_RECORDS SHOWN_
···

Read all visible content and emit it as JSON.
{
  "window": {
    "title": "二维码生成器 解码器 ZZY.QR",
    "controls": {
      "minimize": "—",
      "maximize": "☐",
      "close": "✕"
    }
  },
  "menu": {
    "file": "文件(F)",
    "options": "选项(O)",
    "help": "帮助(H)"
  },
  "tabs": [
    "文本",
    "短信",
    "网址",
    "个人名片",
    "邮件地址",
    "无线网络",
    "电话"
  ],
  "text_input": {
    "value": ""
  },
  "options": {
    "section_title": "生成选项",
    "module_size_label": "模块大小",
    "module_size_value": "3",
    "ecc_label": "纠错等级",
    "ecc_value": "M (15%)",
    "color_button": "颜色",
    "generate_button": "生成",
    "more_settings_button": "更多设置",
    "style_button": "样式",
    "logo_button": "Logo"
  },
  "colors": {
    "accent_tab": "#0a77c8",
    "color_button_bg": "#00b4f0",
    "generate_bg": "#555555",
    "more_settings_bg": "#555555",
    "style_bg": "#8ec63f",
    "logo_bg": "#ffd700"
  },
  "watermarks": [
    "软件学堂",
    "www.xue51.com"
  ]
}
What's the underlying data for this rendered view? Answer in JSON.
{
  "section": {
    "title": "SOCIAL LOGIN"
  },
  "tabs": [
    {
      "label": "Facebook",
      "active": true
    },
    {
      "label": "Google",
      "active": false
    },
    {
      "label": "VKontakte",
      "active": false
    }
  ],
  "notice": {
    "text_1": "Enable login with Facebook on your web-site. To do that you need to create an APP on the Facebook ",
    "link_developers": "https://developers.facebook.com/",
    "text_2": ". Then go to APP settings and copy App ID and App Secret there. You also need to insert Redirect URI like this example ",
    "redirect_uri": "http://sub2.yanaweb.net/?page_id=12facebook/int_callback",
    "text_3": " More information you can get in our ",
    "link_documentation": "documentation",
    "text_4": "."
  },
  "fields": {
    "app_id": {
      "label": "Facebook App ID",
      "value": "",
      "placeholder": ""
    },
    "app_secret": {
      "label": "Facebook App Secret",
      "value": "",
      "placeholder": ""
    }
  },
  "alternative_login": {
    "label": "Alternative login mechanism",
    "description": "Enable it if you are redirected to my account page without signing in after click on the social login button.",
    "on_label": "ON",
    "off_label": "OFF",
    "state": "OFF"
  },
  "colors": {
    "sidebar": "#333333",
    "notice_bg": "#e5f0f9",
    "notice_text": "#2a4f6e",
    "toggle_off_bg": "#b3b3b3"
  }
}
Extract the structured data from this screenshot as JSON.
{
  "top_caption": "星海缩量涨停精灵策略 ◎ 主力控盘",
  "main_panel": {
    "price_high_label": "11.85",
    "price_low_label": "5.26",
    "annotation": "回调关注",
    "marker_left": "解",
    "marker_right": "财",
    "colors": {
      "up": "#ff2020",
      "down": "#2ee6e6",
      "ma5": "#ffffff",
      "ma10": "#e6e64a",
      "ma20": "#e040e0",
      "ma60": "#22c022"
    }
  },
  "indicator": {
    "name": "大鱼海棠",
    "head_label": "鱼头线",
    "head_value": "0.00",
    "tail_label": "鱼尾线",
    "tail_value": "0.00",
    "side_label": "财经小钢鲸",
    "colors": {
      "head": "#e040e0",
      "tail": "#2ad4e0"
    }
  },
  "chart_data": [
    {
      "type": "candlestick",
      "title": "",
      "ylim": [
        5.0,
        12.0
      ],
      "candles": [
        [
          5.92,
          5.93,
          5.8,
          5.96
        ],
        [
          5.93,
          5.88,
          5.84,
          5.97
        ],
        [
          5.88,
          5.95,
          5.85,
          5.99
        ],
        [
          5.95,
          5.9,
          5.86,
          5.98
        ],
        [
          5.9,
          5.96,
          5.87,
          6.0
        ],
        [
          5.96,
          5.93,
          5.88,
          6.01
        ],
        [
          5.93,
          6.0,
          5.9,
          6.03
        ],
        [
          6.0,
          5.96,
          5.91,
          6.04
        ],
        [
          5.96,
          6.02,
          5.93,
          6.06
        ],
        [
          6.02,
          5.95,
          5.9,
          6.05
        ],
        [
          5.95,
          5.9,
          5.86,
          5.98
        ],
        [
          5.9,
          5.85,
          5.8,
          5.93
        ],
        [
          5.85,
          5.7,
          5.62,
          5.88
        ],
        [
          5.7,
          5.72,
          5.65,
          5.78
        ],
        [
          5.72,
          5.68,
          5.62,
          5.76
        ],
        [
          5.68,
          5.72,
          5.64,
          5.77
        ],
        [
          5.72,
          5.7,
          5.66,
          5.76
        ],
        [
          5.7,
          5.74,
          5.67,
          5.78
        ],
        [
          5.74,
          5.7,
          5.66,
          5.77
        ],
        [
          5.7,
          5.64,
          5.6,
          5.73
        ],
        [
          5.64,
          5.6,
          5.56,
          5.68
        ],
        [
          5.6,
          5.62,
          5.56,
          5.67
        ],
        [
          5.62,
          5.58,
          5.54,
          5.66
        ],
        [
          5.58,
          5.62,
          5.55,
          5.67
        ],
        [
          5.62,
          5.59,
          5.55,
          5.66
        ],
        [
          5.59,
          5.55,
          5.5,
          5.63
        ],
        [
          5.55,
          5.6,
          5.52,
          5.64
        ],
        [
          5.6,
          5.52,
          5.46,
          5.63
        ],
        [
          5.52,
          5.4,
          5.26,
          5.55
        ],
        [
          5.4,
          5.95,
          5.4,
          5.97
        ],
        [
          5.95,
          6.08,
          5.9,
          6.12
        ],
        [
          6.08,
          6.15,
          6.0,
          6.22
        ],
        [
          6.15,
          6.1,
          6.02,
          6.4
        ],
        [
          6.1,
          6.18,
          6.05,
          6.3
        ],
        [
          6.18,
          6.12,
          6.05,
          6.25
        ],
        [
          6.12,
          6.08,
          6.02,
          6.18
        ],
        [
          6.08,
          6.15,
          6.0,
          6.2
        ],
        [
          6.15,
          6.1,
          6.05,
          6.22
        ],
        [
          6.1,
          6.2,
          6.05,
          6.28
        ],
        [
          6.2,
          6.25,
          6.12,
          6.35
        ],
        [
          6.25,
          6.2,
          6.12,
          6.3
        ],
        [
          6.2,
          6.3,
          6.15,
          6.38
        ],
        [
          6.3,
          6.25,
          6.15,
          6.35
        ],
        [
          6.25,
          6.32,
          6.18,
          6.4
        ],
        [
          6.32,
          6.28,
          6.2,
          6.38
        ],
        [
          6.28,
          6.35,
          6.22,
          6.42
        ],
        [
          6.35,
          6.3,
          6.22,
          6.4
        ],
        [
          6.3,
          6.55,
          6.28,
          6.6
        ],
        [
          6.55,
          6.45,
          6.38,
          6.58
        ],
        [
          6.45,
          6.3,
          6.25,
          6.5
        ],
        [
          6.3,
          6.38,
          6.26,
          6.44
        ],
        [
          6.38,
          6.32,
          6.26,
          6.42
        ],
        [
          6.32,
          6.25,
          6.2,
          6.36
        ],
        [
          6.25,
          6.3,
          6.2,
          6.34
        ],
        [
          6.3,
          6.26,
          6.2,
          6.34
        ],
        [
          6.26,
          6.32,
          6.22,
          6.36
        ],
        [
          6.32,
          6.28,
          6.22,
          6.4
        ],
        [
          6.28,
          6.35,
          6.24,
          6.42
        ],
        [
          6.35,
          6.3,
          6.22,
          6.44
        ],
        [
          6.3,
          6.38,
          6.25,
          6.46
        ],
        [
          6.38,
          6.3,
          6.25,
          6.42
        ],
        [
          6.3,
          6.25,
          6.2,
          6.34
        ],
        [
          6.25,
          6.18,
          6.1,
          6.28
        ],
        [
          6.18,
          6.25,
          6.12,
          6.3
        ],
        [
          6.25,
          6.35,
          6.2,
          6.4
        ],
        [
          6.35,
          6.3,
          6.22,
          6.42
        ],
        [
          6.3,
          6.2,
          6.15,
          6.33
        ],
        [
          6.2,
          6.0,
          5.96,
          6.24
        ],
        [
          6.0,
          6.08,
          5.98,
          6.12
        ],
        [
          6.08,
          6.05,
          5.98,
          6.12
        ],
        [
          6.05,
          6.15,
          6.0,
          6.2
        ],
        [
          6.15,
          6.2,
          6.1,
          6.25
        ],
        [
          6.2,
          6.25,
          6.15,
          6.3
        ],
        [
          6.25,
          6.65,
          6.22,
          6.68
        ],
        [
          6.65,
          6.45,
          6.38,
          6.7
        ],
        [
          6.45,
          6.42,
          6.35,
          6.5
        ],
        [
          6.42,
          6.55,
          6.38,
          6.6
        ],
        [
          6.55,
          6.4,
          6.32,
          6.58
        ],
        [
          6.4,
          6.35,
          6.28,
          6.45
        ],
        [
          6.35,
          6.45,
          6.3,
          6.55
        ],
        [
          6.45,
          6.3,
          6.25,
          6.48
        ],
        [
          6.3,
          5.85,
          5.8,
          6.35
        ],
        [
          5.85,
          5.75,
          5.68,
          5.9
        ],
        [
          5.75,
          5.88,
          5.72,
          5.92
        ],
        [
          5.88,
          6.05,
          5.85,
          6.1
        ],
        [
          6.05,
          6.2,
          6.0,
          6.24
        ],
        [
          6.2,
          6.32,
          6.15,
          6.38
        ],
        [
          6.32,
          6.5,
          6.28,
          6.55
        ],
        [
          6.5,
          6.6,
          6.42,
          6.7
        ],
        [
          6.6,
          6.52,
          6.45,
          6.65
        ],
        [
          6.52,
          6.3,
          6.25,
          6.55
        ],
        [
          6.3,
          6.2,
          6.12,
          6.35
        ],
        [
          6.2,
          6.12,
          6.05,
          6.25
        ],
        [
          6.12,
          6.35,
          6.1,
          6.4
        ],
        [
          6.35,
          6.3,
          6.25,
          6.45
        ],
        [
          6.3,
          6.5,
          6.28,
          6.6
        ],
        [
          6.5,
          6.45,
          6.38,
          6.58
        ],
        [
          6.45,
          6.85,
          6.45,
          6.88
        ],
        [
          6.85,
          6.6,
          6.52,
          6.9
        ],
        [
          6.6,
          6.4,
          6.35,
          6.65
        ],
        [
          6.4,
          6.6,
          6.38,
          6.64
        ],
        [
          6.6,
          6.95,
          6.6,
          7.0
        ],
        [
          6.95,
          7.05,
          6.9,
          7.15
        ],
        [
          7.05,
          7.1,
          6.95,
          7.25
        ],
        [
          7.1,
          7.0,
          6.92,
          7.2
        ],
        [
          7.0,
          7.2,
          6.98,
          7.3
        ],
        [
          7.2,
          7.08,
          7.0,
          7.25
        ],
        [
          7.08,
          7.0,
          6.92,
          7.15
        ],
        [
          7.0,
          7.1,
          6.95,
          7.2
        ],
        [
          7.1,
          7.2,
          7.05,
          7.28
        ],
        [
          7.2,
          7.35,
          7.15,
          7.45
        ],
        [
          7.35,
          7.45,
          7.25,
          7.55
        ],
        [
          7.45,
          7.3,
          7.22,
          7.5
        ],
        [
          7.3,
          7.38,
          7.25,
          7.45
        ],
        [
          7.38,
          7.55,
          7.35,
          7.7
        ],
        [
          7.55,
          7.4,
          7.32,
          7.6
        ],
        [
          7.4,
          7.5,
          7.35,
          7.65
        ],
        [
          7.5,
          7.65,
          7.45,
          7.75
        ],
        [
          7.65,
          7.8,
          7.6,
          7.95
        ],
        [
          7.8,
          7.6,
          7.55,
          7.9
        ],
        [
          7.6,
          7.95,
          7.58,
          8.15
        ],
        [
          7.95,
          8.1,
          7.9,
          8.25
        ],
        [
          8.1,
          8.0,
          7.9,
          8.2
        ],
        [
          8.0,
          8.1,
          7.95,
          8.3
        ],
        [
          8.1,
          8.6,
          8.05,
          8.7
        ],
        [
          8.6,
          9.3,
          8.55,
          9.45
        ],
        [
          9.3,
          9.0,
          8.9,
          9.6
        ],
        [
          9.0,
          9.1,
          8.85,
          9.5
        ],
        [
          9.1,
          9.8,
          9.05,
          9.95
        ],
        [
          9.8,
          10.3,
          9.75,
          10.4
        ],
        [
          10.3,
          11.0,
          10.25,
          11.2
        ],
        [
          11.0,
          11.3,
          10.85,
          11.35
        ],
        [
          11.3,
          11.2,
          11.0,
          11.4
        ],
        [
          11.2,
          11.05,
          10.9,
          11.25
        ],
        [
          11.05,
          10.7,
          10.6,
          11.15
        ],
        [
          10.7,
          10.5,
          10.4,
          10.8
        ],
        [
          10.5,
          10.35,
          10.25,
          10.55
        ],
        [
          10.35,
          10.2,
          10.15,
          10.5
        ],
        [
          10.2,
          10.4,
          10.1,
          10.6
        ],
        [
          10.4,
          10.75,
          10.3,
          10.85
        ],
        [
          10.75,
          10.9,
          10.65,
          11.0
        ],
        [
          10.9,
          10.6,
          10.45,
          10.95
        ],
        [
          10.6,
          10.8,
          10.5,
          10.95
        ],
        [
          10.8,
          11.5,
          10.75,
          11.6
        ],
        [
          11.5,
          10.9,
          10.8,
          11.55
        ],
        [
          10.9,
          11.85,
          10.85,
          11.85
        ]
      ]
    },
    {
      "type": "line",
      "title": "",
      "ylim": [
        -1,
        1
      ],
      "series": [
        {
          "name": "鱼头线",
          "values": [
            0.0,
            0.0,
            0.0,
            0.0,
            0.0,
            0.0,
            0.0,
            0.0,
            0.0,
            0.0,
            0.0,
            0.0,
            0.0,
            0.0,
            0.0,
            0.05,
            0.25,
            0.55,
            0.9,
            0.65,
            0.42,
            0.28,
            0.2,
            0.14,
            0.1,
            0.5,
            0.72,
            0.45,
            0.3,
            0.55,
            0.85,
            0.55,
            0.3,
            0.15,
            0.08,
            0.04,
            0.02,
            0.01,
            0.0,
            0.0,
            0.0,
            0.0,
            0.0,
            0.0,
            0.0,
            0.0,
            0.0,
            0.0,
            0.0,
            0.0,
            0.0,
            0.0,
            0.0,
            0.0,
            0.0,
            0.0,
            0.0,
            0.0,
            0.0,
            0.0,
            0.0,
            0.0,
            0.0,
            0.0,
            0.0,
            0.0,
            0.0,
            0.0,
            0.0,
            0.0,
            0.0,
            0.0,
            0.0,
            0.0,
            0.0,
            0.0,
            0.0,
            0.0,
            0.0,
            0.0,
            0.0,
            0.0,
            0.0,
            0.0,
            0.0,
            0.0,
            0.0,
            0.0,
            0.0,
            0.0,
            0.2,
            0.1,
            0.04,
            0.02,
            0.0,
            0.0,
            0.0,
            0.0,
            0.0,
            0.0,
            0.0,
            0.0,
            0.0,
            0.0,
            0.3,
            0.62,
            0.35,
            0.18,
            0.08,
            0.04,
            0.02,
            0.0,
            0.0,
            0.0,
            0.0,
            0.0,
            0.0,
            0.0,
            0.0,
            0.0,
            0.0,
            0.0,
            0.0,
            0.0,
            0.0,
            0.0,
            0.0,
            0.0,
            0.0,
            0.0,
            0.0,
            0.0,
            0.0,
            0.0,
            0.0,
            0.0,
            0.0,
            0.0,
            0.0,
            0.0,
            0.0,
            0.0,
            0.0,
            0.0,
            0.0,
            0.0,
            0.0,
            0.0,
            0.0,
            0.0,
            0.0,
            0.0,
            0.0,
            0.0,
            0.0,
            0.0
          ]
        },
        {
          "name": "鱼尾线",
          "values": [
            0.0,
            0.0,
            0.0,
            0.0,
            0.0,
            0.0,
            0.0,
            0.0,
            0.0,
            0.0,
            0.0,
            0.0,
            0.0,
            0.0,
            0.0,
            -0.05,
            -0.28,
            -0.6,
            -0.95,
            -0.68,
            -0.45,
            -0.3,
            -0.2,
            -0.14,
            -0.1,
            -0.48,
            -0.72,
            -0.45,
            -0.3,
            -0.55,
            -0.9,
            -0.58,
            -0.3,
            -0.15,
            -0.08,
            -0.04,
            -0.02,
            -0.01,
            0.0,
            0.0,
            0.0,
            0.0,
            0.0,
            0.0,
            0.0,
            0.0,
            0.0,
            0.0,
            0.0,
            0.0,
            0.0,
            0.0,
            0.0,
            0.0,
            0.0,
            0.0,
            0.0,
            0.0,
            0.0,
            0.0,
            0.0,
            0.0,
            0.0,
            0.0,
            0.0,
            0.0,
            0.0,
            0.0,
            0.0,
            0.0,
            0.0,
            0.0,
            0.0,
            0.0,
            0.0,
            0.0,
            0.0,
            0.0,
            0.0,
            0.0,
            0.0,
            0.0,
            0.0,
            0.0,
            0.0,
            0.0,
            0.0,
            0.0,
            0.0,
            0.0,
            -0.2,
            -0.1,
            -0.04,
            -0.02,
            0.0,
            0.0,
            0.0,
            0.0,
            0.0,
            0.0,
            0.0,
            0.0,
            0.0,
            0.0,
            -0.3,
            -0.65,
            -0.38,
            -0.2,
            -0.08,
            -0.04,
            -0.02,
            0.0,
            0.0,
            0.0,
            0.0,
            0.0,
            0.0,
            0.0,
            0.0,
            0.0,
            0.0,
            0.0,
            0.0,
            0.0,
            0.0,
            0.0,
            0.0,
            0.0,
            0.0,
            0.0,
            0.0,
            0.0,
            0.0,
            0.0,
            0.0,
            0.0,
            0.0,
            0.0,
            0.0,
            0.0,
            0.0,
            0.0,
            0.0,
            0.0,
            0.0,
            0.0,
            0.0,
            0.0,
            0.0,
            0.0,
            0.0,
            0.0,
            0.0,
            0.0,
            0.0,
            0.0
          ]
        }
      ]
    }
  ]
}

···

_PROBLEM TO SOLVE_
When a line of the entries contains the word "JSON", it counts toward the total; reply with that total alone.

_TASK RESPONSE_
3